To control your vocabulary:



Chapter 5: Measure the Distance | Page 88

Goals change what's possible and what happens next.

Whether big or small, for today or this year, goals change how you spend time and resources.

The ways you set and measure goals affects how you define a good day or a bad day, valuable partners or the competition, productive time or a waste of time.

Goals are only reachable when you're being realistic about the distance between reality and where you want to go. You may measure that distance in time, money, politics, talent, or technology.

Once you figure out the distance you need to travel, momentum can replace the anxiety of not knowing how to move forward.



Chapter 5: Measure the Distance | Page 90

Most things can be measured by systems or people.

Indicators tell you if you're moving towards your intent or away from it. A business might use averages like dollars per order or call response time as indicators of how well they're doing.

It's not always easy to figure out how to measure things, but if you're persistent, you can gain invaluable insights about your progress.

The good news is the work it takes to define and measure indicators is almost always worth the effort.

To find the right indicators, start with these questions:

Examples of indicators follow.



Chapter 6: Play with Structure | Page 113

We use hypertext to connect things without necessarily placing them together.

Hypertexts are fundamentally different from hierarchical, heterarchical, and sequential taxonomies, because they don't change where things are located, just how they're found.
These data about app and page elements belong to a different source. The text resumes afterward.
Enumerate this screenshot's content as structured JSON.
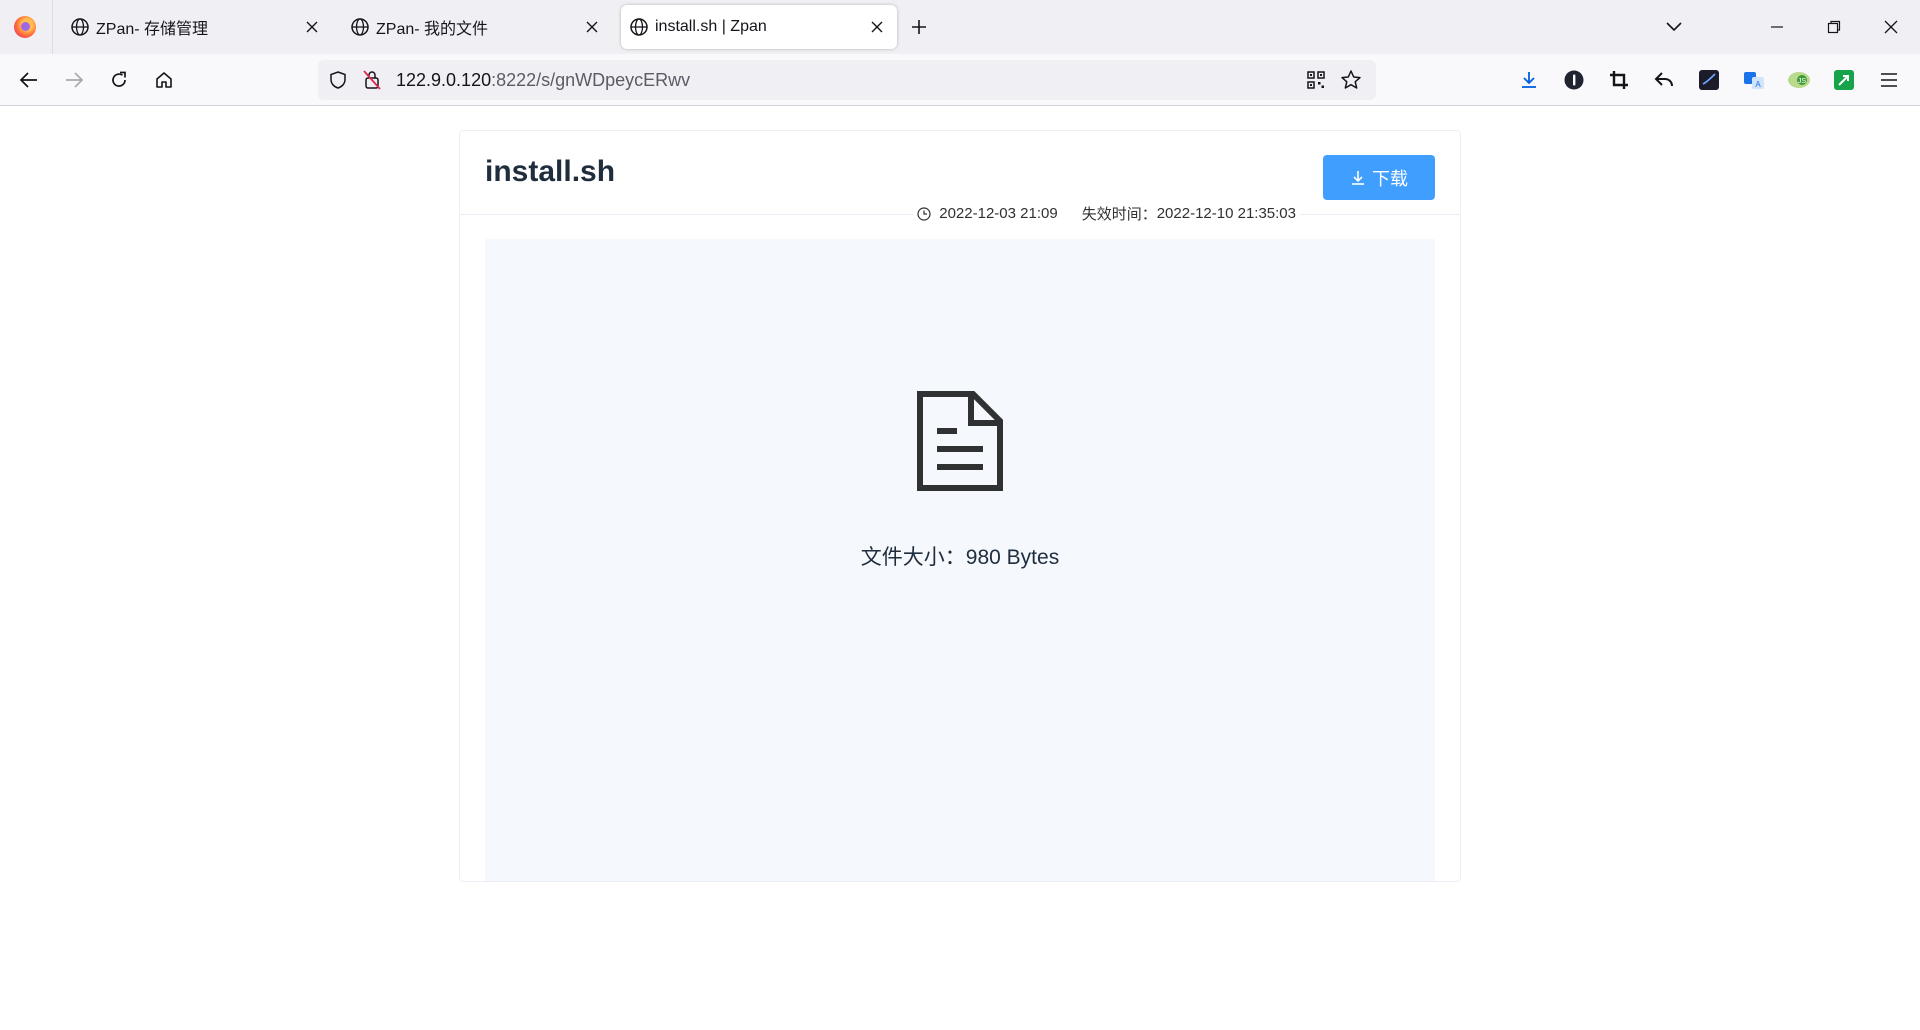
{
  "browser": {
    "tabs": [
      {
        "label": "ZPan- 存储管理",
        "active": false
      },
      {
        "label": "ZPan- 我的文件",
        "active": false
      },
      {
        "label": "install.sh | Zpan",
        "active": true
      }
    ],
    "url": {
      "host": "122.9.0.120",
      "path": ":8222/s/gnWDpeycERwv"
    }
  },
  "page": {
    "file_name": "install.sh",
    "download_label": "下载",
    "created_at": "2022-12-03 21:09",
    "expire_label": "失效时间：",
    "expire_at": "2022-12-10 21:35:03",
    "size_label": "文件大小：",
    "size_value": "980 Bytes"
  },
  "colors": {
    "accent": "#409eff",
    "preview_bg": "#f5f8fc"
  },
  "icons": [
    "firefox-icon",
    "globe-icon",
    "close-icon",
    "plus-icon",
    "chevron-down-icon",
    "minimize-icon",
    "restore-icon",
    "back-icon",
    "forward-icon",
    "reload-icon",
    "home-icon",
    "shield-icon",
    "lock-off-icon",
    "qr-icon",
    "star-icon",
    "download-icon",
    "document-icon",
    "clock-icon"
  ]
}
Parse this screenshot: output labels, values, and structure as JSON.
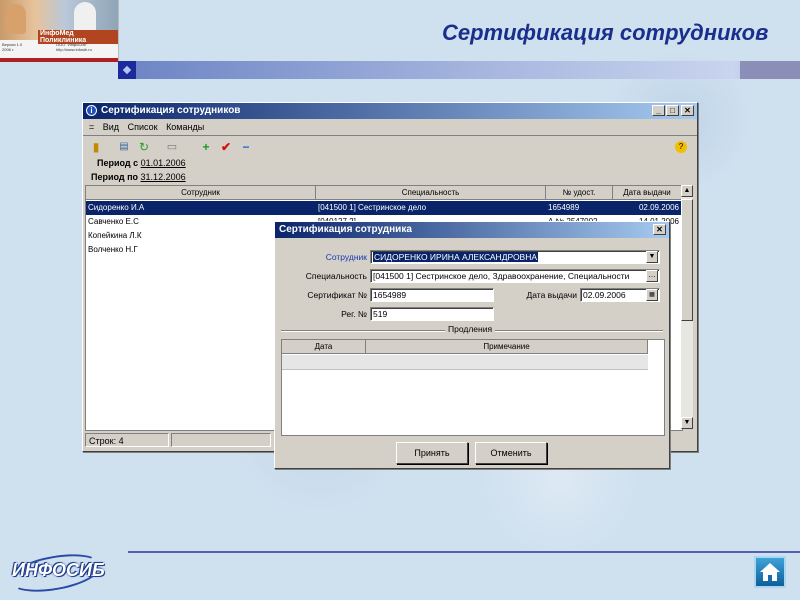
{
  "slide": {
    "title": "Сертификация сотрудников",
    "logo_brand": "ИнфоМед Поликлиника",
    "logo_small_left": "Версия 1.0\n2006 г.",
    "logo_small_right": "ООО \"ИнфоСиб\"\nhttp://www.infosib.ru",
    "footer_logo": "ИНФОСИБ",
    "colors": {
      "title": "#1a2f8c",
      "accent": "#1b2a9c"
    }
  },
  "main_window": {
    "title": "Сертификация сотрудников",
    "menu": [
      "=",
      "Вид",
      "Список",
      "Команды"
    ],
    "toolbar_icons": [
      "door-icon",
      "calc-icon",
      "refresh-icon",
      "print-icon",
      "plus-icon",
      "check-icon",
      "minus-icon",
      "help-icon"
    ],
    "period_from_label": "Период с",
    "period_from": "01.01.2006",
    "period_to_label": "Период по",
    "period_to": "31.12.2006",
    "columns": [
      "Сотрудник",
      "Специальность",
      "№ удост.",
      "Дата выдачи"
    ],
    "rows": [
      {
        "employee": "Сидоренко И.А",
        "specialty": "[041500 1] Сестринское дело",
        "cert": "1654989",
        "date": "02.09.2006",
        "selected": true
      },
      {
        "employee": "Савченко Е.С",
        "specialty": "[040127 2] ...",
        "cert": "А № 2547002",
        "date": "14.01.2006"
      },
      {
        "employee": "Копейкина Л.К",
        "specialty": "",
        "cert": "",
        "date": ""
      },
      {
        "employee": "Волченко Н.Г",
        "specialty": "",
        "cert": "",
        "date": ""
      }
    ],
    "status": "Строк: 4"
  },
  "dialog": {
    "title": "Сертификация сотрудника",
    "employee_label": "Сотрудник",
    "employee_value": "СИДОРЕНКО ИРИНА АЛЕКСАНДРОВНА",
    "specialty_label": "Специальность",
    "specialty_value": "[041500 1] Сестринское дело, Здравоохранение, Специальности",
    "cert_label": "Сертификат №",
    "cert_value": "1654989",
    "date_label": "Дата выдачи",
    "date_value": "02.09.2006",
    "reg_label": "Рег. №",
    "reg_value": "519",
    "extensions_label": "Продления",
    "ext_columns": [
      "Дата",
      "Примечание"
    ],
    "ok_label": "Принять",
    "cancel_label": "Отменить"
  }
}
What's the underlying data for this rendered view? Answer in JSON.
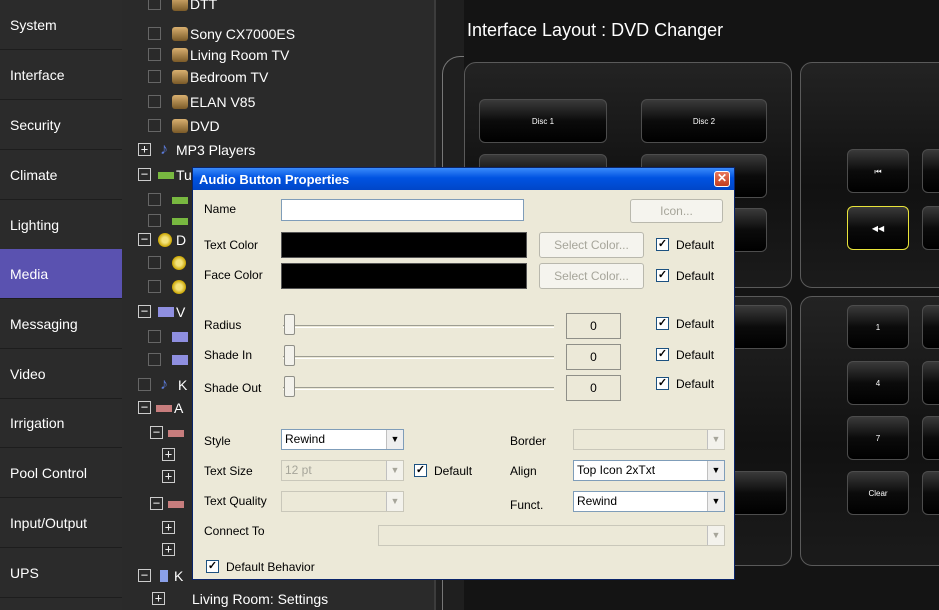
{
  "nav": {
    "items": [
      "System",
      "Interface",
      "Security",
      "Climate",
      "Lighting",
      "Media",
      "Messaging",
      "Video",
      "Irrigation",
      "Pool Control",
      "Input/Output",
      "UPS"
    ],
    "active": "Media"
  },
  "tree": {
    "rows": {
      "dtv": "DTT",
      "sony": "Sony CX7000ES",
      "living_tv": "Living Room TV",
      "bedroom_tv": "Bedroom TV",
      "elan": "ELAN V85",
      "dvd": "DVD",
      "mp3": "MP3 Players",
      "tuners": "Tu",
      "dvd_group": "D",
      "video_group": "V",
      "keypad_k": "K",
      "audio_group": "A",
      "keypad_k2": "K",
      "living_settings": "Living Room: Settings"
    }
  },
  "layout": {
    "title": "Interface Layout : DVD Changer",
    "buttons": {
      "disc1": "Disc 1",
      "disc2": "Disc 2",
      "prev": "⏮",
      "rewind": "◀◀",
      "num1": "1",
      "num4": "4",
      "num7": "7",
      "clear": "Clear"
    }
  },
  "dialog": {
    "title": "Audio Button Properties",
    "close": "✕",
    "name_label": "Name",
    "name_value": "",
    "icon_button": "Icon...",
    "text_color_label": "Text Color",
    "face_color_label": "Face Color",
    "select_color": "Select Color...",
    "default_label": "Default",
    "radius_label": "Radius",
    "radius_value": "0",
    "shade_in_label": "Shade In",
    "shade_in_value": "0",
    "shade_out_label": "Shade Out",
    "shade_out_value": "0",
    "style_label": "Style",
    "style_value": "Rewind",
    "border_label": "Border",
    "border_value": "",
    "text_size_label": "Text Size",
    "text_size_value": "12 pt",
    "align_label": "Align",
    "align_value": "Top Icon 2xTxt",
    "text_quality_label": "Text Quality",
    "text_quality_value": "",
    "funct_label": "Funct.",
    "funct_value": "Rewind",
    "connect_label": "Connect To",
    "connect_value": "",
    "default_behavior_label": "Default Behavior",
    "check_mark": "✓"
  }
}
We use hyperlinks to allow users to jump between taxonomies instead of duplicating or moving content. For example, we might hyperlink the bolded words throughout this book. If a user clicks on one of them, we could take them to a definition in the lexicon. We're moving the user to the content instead of repeating it.

A signpost directing you to a store around the corner is also hypertextual, because it sends you to a specific location without changing the location of the store.

Similarly, websites use hypertext to link to content without needing to repeat it.



Chapter 7: Prepare to Adjust | Page 126

When making a cup of coffee, the filter's job is to get the grit out before a user drinks the coffee. Sensemaking is like removing the grit from the ideas we're trying to give to users.

What we remove is as important as what we add. It isn't just the ideas that get the work done.

Be the one not bringing the ideas. Instead, be the filter that other people's ideas go through to become drinkable:

With those skills, you'll always have people who want to work with you.



Chapter 7: Prepare to Adjust | Page 129

Abby Covert is an information architect. After ten years of practicing information architecture for clients, Abby worried that too few people knew how to practice it themselves. She decided that the best way to help would be to teach this important practice.

After two years of teaching without a textbook, Abby told her students that she intended to write the book that was missing from the world: a book about information architecture for everybody.

As she wrote the first draft, she identified a mess of inconsistencies in the language and concepts inherent in teaching an emerging practice. At the end of the semester, she had a textbook for art school students, but she didn't have the book that she intended to write for everybody. She had gone in the wrong direction to achieve a short-term goal.

She was frustrated and fearful of starting over. But instead of giving up, Abby faced her reality and used the advice in this book to make sense of her mess.

To get to the book you are reading, she wrote over 75,000 words, defined over 100 terms as simply as she could, and tested three unique prototypes with her users.

She hopes that it makes sense.